Since the start of reading the book, I was struck by how intentionality permeates every page: the tools, the thinking, the visuals used and the examples demonstrated. It made me stop and ponder about how I have used learning tools in the past and how I plan to in the future. I need to focus on not just the how and why but also how to ensure that students value, and use, tools as resources. Intention needs to be kept in the forefront.
The issue of memory as a factor in interfering with learning is addressed in Chapter 3. It made sense when Kate and Maggie pointed out how much we expect our students to learn and retain. It is a challenge to get learning to stick when there is so much vying for the brain’s attention. I liked how the authors pointed out that often, students “default to what is most comfortable”. Yes, that makes sense.
I have been part of a knitting group for almost a year. Countless times I went home and could not recall what stitch I was supposed to do or how to do it. Even when I found YouTube tutorials, I found myself leaning to the safe and easy because I was successful. As an “emergent” knitter, I also admit to avoiding particular stitches or moves that I knew may be challenging. I was defaulting to my comfort zone.
This year, I hope to work on keeping the tools “alive” in my students’ minds. I like how Kate and Maggie suggested different ways to ensure that students are actively using the tools. I am wondering if I can incorporate movement when using teaching charts? This is something I want to explore.
Kate and Maggie note that the term rigor can be defined as performative and as an action.
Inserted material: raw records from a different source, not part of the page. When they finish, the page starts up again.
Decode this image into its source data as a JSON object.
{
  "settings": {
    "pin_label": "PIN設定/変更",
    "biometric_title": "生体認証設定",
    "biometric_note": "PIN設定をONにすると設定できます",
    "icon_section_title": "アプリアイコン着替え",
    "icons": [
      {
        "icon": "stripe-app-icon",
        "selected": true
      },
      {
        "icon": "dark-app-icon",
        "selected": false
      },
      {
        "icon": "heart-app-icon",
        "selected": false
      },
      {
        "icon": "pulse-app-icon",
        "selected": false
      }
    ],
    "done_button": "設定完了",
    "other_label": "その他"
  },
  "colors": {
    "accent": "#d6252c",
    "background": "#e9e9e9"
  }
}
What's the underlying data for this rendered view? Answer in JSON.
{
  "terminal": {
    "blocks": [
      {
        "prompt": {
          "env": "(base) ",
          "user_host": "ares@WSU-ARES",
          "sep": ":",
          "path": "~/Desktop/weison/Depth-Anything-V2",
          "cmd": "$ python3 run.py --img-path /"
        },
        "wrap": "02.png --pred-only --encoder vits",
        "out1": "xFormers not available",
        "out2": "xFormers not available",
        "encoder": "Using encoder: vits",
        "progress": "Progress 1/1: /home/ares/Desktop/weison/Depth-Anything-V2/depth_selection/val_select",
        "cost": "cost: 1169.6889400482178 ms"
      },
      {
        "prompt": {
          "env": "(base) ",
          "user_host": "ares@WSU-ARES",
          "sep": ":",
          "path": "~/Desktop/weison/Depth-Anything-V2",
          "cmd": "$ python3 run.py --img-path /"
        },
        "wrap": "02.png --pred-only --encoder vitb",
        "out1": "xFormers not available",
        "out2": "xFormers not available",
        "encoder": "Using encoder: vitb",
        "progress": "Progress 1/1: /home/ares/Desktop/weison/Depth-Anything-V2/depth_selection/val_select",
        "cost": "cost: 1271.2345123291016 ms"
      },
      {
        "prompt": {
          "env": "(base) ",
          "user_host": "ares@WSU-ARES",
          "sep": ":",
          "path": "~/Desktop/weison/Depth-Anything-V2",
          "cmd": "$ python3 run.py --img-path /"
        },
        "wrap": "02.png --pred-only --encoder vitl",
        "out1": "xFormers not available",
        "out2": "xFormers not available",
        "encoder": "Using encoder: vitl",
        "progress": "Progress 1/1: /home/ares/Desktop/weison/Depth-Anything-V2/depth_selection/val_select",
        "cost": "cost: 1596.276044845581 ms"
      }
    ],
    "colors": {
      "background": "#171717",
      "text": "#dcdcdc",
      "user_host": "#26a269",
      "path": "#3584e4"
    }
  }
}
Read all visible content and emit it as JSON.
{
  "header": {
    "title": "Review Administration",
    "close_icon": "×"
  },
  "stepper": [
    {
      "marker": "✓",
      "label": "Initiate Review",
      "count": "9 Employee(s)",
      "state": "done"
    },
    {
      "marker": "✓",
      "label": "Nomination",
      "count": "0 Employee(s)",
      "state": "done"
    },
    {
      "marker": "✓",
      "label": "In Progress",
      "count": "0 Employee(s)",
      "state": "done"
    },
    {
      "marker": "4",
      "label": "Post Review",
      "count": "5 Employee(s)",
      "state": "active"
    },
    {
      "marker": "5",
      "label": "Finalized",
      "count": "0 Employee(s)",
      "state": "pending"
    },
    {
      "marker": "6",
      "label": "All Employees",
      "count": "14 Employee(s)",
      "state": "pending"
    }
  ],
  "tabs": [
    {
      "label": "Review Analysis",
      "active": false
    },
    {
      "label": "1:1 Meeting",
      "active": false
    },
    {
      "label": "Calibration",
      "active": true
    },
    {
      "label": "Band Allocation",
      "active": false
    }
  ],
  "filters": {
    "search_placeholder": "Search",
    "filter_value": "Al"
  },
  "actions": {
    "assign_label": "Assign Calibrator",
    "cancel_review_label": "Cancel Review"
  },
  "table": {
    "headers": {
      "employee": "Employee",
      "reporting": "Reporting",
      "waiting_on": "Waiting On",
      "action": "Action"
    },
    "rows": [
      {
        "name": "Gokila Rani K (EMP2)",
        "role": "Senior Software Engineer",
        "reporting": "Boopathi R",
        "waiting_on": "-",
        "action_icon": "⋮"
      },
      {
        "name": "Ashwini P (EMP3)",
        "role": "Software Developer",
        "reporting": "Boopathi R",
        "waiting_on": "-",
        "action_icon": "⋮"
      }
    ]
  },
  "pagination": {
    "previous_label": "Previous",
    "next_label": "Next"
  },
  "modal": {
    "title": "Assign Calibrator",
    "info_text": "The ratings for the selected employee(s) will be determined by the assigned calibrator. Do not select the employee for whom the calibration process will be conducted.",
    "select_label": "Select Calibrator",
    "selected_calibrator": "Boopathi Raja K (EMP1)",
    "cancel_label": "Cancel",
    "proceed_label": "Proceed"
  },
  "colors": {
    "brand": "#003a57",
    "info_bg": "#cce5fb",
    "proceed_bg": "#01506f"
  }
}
It reminded me of Kyleen Beer’s statement: “Rigor is not an attribute of a text but rather a characteristic of our behavior with that text.” This definition also echoes the language we use in Reading Workshop when we talk about “active thinking”. My struggle in the upper grades is getting some students to actively think independently and consistently. I was excited to see examples of both micro-progressions and demonstration notebooks that explicitly show students what rigor looks like.
That is, we can create a learning climate where students see the steps needed to tackle the tasks in front of them rigourously and believe that they can have success along the way --- a learning climate that clearly shows what is gained by putting in the hard work to tackle something challenging and achieve something great.
I am rereading the fabulous A Mindset For Learning: Teaching the Traits of Joyful, Independent Growth by Kristine Mraz and Christine Hertz. The authors write about creating a joyful community of learners through the teaching of traits that promote a growth mindset: empathy; optimism; persistence; resiliency and flexibility.
I want to incorporate the habits of the minds with my small groups and create a synergy with the tools described in DIY Literacy. The language, I envision, will fit in well with the teaching tools. Students need to embrace flexibility in their use of strategies: show persistence in not giving up; display optimism in trying their best; and resiliency in bouncing back. The teaching tools can be used to inform, model and demonstrate the traits.
You have to continue to try, a lot of the time. (p. 57)
I have included the video below because the themes of repetition, autonomy and control resonated with the quote from Kate and Maggie that ...over time a reader must own the moves of reading and writing (p.39). The video was shown at an ILA2016 session presented by Kelly Gallagher.